If you looked over some video cards already you’ve noticed how big some of them look. Unfortunately most video card specifications don’t have measurements listed. When there’s not alot of space by your PCI Express slot look at the reviews and see if anyone else had trouble getting them in. If they did you should look for a low-profile card. Or you might wanna take a chance and try to put one in – most manufacturers are good about taking back such products.
Think about just how hot your card may get too. The high-powered cards available have a good size fan on them but that fan isn’t going to do alot of good if your computer case has hardly any vents. A card that gets too hot is gonna have a much shorter life span.

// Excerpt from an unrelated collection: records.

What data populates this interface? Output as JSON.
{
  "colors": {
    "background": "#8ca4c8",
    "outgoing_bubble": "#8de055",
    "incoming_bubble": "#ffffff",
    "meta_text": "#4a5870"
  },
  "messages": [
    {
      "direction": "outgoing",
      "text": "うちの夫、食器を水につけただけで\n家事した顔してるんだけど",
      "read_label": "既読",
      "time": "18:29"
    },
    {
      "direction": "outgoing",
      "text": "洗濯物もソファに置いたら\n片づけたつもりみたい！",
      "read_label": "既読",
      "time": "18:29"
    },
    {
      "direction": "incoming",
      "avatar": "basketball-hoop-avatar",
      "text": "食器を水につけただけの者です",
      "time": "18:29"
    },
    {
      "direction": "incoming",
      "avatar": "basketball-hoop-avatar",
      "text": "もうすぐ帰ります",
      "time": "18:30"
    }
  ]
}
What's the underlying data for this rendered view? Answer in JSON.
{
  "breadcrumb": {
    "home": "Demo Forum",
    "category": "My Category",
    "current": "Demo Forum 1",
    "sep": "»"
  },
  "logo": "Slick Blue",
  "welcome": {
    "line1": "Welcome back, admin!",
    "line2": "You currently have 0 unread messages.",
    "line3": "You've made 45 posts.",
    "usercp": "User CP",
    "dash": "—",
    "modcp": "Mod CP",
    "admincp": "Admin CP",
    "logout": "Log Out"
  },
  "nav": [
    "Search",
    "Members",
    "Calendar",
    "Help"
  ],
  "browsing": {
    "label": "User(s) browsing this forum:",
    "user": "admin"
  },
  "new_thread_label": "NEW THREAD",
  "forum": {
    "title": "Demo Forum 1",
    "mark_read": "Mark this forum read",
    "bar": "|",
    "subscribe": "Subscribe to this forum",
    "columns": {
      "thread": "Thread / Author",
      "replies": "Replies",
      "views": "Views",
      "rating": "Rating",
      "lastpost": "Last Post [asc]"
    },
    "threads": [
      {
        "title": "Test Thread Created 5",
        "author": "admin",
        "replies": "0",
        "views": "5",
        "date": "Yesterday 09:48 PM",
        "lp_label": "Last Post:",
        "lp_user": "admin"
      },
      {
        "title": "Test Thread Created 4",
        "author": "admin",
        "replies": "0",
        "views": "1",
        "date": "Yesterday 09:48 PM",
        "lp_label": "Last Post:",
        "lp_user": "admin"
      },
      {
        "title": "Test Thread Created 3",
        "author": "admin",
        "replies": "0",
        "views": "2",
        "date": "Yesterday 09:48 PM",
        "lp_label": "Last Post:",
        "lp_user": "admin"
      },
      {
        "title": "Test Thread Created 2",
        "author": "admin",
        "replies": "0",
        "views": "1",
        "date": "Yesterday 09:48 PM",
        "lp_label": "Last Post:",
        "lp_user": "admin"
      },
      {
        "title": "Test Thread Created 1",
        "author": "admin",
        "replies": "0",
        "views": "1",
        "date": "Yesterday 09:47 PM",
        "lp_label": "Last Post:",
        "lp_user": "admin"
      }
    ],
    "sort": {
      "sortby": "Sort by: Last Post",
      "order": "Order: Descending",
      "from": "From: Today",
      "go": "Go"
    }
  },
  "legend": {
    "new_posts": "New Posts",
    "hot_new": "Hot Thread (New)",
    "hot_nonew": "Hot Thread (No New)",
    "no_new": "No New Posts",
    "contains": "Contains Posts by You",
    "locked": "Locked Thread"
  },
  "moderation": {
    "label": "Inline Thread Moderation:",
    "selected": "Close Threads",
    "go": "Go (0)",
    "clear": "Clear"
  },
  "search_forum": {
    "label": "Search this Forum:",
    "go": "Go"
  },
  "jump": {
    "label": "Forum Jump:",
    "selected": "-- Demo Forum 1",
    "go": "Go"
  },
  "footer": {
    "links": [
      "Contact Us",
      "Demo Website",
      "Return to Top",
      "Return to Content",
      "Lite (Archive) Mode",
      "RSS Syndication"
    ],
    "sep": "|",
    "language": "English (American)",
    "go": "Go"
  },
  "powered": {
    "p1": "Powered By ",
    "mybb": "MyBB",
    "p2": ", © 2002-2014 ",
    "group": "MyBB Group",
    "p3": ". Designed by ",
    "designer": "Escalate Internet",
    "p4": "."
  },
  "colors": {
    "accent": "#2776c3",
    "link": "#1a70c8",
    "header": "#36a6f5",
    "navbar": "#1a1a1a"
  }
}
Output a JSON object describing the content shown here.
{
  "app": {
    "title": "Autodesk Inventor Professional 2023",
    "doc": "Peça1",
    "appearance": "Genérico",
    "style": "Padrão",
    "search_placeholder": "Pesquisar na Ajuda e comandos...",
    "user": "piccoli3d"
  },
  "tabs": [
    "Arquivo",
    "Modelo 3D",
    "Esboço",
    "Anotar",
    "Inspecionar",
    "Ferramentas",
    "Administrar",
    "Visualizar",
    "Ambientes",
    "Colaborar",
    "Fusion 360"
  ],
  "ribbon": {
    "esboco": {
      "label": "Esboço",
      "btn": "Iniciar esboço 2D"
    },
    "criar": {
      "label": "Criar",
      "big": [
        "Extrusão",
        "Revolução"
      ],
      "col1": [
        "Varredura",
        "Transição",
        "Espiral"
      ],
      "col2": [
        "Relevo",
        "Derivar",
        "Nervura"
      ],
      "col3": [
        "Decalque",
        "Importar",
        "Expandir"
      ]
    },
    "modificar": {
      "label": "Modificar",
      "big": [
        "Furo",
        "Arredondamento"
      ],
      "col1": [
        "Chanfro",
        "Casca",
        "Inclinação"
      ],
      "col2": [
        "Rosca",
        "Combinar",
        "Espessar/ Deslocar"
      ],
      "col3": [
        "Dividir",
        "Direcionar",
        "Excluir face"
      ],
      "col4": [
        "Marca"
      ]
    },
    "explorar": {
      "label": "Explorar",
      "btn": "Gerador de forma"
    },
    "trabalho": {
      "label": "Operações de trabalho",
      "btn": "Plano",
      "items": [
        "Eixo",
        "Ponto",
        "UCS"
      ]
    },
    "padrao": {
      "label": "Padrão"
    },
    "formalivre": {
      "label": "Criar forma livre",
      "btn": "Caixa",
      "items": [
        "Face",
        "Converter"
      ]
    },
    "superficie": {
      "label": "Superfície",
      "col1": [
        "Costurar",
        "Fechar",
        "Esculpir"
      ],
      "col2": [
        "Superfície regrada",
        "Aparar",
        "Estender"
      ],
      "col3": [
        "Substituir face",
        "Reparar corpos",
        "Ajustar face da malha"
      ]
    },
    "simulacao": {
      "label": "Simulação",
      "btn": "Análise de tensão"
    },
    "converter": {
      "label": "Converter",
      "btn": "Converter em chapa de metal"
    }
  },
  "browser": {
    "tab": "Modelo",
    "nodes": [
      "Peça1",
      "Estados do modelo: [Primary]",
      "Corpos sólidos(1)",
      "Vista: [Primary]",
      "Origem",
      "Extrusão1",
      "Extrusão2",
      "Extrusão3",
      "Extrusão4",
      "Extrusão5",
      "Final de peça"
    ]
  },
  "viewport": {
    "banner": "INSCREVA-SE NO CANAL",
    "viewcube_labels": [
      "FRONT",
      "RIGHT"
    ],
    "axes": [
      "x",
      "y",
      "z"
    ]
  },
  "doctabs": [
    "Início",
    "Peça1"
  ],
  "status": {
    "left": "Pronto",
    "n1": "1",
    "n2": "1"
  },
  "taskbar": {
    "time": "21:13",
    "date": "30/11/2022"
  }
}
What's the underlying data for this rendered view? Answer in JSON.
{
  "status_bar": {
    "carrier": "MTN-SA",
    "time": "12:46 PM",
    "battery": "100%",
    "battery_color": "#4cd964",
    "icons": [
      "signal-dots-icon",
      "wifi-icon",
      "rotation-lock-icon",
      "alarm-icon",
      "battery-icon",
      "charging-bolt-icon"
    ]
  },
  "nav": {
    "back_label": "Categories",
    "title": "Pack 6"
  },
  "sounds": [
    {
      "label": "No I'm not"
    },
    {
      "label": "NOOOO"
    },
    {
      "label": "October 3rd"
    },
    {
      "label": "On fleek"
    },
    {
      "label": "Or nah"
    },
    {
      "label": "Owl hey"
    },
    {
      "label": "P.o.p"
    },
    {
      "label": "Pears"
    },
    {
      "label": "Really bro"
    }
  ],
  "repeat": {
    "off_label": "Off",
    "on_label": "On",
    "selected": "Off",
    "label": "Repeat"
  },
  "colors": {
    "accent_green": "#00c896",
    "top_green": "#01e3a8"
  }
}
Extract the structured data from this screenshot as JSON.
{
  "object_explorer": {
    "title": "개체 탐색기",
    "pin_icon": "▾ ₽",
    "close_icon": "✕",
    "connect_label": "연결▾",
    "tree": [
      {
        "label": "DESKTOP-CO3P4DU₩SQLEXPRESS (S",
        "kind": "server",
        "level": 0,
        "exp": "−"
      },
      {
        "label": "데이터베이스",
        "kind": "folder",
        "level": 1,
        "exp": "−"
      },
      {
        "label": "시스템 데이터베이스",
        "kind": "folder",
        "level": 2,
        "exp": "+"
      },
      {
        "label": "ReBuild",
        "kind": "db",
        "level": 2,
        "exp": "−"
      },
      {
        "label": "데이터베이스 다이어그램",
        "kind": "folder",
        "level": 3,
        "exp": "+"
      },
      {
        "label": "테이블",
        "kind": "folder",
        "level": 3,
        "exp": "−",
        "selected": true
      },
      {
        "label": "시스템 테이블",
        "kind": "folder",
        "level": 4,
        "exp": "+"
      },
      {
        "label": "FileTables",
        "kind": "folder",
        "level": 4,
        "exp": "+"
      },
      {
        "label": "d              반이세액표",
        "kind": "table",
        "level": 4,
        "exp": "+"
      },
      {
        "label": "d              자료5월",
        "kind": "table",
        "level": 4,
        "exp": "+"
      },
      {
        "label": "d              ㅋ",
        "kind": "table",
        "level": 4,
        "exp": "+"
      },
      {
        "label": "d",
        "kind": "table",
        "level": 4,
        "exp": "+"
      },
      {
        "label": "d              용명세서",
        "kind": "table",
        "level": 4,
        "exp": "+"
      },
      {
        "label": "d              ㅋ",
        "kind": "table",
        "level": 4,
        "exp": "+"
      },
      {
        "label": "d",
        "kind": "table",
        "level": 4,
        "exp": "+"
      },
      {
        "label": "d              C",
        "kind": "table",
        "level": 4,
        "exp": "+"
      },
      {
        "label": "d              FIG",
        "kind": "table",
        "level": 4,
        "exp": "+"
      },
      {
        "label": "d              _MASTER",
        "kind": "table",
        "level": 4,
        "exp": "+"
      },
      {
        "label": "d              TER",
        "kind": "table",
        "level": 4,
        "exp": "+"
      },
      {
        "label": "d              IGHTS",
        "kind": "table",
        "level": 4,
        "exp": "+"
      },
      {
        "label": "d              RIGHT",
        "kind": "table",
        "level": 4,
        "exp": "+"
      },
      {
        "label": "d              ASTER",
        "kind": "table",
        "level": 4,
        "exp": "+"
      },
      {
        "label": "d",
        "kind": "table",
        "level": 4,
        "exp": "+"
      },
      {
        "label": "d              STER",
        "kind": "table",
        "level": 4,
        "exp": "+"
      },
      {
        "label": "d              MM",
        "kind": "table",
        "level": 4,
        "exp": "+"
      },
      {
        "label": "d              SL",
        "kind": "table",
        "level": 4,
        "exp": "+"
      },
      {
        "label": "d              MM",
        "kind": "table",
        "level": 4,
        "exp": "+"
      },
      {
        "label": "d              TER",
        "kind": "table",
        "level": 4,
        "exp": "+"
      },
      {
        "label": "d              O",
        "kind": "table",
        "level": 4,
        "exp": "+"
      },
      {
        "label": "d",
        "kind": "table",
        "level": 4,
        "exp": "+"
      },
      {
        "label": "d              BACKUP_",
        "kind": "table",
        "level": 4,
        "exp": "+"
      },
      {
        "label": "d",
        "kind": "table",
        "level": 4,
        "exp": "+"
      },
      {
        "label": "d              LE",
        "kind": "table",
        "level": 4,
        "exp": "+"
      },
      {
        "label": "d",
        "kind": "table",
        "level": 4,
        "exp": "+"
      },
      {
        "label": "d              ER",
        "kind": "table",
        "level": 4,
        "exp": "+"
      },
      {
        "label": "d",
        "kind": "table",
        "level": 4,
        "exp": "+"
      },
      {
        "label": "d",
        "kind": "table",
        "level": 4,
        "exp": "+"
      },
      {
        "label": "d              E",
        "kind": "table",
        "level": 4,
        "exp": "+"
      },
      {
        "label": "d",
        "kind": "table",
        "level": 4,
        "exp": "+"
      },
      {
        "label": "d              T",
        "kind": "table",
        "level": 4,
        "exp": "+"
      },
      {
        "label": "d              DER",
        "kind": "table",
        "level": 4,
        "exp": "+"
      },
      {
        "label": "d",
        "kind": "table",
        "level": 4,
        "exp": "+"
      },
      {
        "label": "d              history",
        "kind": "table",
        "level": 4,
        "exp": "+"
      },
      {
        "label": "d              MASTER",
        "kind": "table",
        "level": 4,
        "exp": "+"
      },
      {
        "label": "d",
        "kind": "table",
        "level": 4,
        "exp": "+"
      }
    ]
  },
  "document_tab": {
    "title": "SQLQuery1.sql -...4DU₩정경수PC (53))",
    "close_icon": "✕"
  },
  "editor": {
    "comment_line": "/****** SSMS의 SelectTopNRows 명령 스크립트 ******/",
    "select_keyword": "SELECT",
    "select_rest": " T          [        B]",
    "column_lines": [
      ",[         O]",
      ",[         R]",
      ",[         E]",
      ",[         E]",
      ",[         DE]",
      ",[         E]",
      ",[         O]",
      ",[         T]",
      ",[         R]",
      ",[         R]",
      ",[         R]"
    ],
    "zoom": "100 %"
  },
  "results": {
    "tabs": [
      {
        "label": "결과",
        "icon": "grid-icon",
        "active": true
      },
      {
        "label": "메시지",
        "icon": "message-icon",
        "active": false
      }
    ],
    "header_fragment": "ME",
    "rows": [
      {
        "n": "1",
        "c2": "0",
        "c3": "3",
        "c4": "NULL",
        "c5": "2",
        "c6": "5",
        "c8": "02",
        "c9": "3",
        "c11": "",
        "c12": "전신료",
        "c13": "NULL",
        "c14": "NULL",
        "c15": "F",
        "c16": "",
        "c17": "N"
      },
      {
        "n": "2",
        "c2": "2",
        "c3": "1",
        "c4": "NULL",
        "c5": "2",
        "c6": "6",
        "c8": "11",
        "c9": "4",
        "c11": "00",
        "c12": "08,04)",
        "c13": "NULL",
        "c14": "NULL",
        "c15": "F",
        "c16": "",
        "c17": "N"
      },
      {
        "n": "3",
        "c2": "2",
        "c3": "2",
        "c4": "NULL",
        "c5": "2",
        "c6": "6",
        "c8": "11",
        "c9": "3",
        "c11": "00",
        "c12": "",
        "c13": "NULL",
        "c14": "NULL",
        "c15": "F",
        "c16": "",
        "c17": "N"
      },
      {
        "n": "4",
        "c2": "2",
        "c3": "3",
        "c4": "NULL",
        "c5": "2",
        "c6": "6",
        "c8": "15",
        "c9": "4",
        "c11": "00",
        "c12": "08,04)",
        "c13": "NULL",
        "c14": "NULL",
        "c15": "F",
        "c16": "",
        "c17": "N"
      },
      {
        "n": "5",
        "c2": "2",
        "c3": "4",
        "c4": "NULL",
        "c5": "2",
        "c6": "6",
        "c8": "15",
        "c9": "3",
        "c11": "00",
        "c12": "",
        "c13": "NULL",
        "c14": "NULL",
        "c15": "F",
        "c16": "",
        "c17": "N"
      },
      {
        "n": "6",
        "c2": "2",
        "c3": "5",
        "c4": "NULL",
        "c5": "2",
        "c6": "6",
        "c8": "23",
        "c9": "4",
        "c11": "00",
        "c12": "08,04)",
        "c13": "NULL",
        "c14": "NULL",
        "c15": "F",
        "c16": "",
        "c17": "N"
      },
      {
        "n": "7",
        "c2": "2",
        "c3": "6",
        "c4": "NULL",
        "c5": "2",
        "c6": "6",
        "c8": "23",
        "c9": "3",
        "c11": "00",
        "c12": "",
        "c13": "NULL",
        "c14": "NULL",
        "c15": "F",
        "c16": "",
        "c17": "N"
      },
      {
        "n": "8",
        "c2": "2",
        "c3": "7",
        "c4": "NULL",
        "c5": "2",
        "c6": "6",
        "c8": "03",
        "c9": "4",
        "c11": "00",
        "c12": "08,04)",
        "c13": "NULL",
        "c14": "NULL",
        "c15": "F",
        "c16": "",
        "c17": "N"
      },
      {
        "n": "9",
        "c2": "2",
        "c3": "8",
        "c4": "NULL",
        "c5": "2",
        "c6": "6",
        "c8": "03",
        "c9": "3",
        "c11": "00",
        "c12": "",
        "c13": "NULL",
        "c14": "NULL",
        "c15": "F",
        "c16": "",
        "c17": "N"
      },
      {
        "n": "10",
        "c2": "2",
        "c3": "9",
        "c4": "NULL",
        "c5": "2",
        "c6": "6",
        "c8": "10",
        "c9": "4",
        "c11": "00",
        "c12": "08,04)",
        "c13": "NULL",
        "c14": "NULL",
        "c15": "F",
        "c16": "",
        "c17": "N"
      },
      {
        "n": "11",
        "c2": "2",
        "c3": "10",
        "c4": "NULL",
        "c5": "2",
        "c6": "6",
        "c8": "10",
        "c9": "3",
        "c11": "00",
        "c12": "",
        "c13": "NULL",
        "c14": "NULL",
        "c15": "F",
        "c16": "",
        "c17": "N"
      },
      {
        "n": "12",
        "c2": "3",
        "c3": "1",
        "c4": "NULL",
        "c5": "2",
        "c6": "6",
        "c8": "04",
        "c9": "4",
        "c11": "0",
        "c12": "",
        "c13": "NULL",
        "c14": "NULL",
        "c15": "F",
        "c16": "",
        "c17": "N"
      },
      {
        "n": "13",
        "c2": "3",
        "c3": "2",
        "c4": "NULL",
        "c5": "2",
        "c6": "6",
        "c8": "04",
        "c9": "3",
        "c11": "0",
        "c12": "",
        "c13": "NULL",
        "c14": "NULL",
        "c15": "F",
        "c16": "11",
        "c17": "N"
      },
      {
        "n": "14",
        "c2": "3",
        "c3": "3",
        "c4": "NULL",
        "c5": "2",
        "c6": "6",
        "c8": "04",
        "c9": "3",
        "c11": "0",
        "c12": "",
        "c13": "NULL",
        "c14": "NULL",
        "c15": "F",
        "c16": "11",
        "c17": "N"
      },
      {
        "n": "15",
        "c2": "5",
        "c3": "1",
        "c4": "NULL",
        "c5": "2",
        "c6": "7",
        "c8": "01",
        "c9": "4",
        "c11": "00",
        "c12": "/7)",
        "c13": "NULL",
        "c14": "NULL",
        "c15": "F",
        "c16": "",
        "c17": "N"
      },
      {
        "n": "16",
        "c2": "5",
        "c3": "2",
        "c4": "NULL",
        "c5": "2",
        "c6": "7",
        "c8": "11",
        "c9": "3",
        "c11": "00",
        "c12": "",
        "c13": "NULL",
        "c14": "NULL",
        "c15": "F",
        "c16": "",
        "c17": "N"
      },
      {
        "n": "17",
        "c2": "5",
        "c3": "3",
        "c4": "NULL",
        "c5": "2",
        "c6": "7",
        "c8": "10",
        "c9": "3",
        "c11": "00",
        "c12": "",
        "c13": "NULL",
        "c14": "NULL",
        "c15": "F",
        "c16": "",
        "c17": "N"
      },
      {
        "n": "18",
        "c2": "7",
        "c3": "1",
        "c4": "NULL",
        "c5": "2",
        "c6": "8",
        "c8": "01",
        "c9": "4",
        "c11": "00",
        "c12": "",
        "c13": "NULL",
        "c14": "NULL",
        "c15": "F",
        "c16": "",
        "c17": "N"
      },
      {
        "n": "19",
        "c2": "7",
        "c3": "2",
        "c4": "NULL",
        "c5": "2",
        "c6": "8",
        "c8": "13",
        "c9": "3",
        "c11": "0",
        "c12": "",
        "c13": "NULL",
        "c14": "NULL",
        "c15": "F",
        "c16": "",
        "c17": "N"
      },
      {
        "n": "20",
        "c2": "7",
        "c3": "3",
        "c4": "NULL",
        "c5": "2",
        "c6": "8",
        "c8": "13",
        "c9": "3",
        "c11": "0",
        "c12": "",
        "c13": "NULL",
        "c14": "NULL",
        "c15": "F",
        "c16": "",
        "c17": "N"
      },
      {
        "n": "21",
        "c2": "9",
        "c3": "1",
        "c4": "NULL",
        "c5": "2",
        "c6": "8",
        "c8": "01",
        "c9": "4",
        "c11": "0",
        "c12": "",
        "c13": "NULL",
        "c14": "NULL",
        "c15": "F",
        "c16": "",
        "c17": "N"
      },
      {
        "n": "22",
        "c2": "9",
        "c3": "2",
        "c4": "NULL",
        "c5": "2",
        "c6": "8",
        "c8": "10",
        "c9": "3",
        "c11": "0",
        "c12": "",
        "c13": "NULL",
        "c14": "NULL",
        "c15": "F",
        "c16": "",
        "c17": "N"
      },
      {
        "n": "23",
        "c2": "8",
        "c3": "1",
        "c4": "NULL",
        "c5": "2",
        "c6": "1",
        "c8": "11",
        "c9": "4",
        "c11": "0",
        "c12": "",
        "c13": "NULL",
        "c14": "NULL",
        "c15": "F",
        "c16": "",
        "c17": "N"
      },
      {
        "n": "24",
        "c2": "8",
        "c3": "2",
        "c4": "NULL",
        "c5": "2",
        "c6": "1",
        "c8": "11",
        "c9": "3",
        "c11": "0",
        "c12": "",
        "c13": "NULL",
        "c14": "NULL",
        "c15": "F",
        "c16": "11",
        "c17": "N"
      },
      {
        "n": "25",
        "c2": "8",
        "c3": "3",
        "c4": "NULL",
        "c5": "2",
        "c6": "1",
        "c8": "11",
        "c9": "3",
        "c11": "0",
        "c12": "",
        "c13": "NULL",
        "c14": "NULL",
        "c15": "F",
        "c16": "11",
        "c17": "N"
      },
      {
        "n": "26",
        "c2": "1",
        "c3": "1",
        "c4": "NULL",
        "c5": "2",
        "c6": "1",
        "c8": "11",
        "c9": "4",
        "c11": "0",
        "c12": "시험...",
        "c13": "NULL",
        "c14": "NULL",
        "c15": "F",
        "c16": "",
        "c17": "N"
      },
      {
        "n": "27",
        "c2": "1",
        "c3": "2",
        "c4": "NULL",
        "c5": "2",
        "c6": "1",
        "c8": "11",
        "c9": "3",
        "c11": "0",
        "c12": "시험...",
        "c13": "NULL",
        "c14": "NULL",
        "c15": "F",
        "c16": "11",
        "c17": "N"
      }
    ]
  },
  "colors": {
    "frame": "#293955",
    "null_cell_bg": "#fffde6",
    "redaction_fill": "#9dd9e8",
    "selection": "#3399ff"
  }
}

One of the most common gripes I read in the reviews about video cards was how that some of them sounded like a helicopter taking off. Yeah these cards get pretty hot and your bargain basement versions don’t put alot of money into quiet fans. If you think a constant buzz is gonna bother you after awhile you may have to look into a more expensive card with a better fan or a card with less performance.
9/10 Ladies Prefer the Graphic Man
If you anticipate you’re going to need a real workhorse of a computer, and you got the extra slot for it, remember SLI. SLI is Nvidia’s technology that allows graphic cards to work in parallel process to one another (ATI’s is called Crossfire). To utilize this technology though you’ll need a an nvidia motherboard 680i or greater and a supported PSU.
Power Supply (PSU) and Cables
No shying off it, almost everyone is gonna have to get one. It’s not fun to have to pay the extra cost of another PSU but I can tell you they are fun to put in. Do yourself a favor and don’t think you might just get by. If a PSU gets overtaxed it will shut down your computer or possibly even worse things. And don’t listen to what the video card recommendations say, alot of times they just give an estimate and have no idea what you are running in your computer. Newegg has a PSU calculator that will give you a good idea what you need.
Now check what cable connections you need. Unplug your box (all external connections), destatic by touching the frame, and trace all your PSU connections. You’ll probably need at least these: 2 SATA power (one for hard drive another for DVD/CD), one main power (motherboard) 24 pin connector, a 4 pin CPU power cord, and a 6 pin PCI-Express cable. The 6 pin PCI-Express cable isn’t a big deal as most cards include a dual-molex to 6 pin adapter and most PSU’s have at least 4 molex cables. For the motherboard cable almost all new ones have a 24 pin slot, the PSU’s though (to be compatible with older motherboards) have 20 and 4 pin cables that can be snapped together. When you look to buy make sure the cables are long enough. SATA plugs are often put on one wire several inches apart, are your components close enough together?
Someone in the know posted in a forum that for a good video card you’re gonna want 30 amps on the rails. I couldn’t get more information on this but I’m pretty sure he meant that you want 30 Amps delivered to your video card. One molex cable on my power supply has 16A and another has 17A they plug into the dual-molex adapter that in turn plugs into the video card. I’ve played games for several hours at a time and haven’t had any problems.
Also look to be sure that you have the necessary room for a larger PSU. I wasn’t expecting it but the unit I bought was a good inch deeper than the original and made for a tight fit.
Real cheap PSU’s start around $15 dollars but you might be able to find a good enough one for a basic system at $20. Most people recommend though that you look for PSU’s beginning at the $40 price range.
This is my first time buying a video card so if I messed something up or missed anything important, let me know!
Configuring the BIOS, Linux and a good budget video card are in Upgrading Your Video Card Part 2.